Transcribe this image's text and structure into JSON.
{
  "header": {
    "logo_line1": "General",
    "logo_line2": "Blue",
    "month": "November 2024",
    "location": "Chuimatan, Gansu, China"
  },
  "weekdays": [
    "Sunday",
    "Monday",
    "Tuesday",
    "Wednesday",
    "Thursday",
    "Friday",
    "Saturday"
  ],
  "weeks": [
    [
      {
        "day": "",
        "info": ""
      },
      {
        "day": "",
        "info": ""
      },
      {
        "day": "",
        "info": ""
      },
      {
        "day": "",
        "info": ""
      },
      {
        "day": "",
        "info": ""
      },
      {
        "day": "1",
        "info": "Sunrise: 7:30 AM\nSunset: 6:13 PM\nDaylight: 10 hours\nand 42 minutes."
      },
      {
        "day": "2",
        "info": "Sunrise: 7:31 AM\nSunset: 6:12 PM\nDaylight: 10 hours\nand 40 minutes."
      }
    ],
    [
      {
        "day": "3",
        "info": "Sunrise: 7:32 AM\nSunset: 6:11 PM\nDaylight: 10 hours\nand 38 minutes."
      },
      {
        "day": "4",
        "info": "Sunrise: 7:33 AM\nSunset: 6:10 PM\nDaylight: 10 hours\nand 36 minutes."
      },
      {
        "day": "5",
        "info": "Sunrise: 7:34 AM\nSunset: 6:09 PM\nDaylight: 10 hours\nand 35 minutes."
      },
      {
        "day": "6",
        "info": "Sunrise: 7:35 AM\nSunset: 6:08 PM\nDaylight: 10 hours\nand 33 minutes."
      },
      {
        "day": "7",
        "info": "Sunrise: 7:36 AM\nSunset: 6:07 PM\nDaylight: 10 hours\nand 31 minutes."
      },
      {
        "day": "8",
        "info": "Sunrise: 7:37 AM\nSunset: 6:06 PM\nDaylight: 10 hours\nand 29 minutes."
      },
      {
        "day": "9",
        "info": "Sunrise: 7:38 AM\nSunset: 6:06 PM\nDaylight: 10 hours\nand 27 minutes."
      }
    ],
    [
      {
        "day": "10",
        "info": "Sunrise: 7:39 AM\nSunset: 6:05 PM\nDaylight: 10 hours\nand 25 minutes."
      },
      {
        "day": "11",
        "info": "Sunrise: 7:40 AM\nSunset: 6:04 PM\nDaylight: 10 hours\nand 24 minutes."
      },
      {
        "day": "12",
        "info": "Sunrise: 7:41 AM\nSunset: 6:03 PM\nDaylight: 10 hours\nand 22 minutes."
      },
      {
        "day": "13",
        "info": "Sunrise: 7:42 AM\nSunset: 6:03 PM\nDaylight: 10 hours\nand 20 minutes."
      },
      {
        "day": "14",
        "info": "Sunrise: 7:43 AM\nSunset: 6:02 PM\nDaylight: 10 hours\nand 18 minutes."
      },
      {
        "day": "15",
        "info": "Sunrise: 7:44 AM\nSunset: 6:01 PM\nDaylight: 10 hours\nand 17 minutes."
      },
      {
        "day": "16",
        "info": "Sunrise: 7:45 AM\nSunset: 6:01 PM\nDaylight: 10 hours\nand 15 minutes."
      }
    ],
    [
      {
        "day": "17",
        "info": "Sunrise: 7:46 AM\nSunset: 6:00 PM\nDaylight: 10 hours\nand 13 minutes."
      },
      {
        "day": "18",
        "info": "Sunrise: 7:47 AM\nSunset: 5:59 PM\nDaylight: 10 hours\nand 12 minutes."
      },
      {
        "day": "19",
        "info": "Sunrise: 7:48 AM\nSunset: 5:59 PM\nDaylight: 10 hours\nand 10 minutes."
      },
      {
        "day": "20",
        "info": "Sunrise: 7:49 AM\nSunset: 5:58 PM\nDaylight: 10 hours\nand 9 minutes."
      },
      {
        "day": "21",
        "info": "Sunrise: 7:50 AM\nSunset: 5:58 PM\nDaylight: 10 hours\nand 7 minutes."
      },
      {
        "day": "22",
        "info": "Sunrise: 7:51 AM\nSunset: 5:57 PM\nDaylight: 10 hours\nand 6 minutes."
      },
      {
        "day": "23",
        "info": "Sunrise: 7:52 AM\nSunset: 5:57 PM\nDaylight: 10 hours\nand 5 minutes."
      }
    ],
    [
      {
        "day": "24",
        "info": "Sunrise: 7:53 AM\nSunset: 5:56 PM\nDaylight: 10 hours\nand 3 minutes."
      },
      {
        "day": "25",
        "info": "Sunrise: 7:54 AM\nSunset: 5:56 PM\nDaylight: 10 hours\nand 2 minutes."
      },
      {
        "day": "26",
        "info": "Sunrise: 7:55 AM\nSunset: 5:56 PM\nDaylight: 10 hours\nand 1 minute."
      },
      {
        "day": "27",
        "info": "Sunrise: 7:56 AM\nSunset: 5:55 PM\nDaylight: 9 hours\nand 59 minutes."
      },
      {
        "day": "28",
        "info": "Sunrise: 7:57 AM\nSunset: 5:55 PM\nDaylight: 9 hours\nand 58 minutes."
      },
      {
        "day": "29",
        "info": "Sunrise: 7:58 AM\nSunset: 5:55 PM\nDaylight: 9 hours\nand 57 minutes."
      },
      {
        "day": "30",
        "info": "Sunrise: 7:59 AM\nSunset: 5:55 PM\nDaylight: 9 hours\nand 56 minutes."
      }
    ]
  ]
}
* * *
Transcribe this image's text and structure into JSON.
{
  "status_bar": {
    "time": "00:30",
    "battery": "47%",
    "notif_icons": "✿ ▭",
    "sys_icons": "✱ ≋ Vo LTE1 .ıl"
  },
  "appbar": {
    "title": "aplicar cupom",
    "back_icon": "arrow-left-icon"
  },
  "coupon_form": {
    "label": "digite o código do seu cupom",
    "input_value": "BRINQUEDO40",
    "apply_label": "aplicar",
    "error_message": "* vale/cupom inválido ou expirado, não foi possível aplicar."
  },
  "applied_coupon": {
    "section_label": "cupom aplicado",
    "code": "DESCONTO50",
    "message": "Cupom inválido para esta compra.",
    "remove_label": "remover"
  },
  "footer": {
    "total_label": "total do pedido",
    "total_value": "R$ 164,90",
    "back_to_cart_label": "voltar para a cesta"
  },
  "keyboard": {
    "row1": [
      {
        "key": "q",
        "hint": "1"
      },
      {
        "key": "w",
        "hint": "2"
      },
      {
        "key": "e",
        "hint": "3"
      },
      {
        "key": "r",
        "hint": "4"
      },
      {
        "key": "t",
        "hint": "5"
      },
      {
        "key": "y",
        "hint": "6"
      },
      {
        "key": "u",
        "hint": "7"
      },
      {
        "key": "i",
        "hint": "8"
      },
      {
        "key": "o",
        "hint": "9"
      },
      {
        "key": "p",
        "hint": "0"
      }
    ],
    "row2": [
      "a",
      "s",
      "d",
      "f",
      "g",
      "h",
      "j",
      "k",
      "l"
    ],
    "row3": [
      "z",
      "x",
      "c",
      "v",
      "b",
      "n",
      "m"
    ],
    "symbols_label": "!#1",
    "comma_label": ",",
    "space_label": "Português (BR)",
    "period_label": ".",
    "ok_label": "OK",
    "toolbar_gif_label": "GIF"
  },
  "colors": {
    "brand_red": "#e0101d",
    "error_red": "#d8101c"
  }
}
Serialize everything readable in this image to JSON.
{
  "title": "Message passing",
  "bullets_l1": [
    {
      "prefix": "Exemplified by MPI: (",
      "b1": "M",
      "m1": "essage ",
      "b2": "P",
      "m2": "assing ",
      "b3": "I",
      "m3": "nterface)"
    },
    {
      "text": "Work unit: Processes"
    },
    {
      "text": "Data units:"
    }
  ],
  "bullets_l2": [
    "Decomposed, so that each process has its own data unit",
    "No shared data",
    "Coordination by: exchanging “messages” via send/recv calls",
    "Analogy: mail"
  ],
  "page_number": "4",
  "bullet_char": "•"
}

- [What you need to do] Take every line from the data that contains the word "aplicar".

- [Solution for this task]
    "title": "aplicar cupom",
    "apply_label": "aplicar",
    "error_message": "* vale/cupom inválido ou expirado, não foi possível aplicar."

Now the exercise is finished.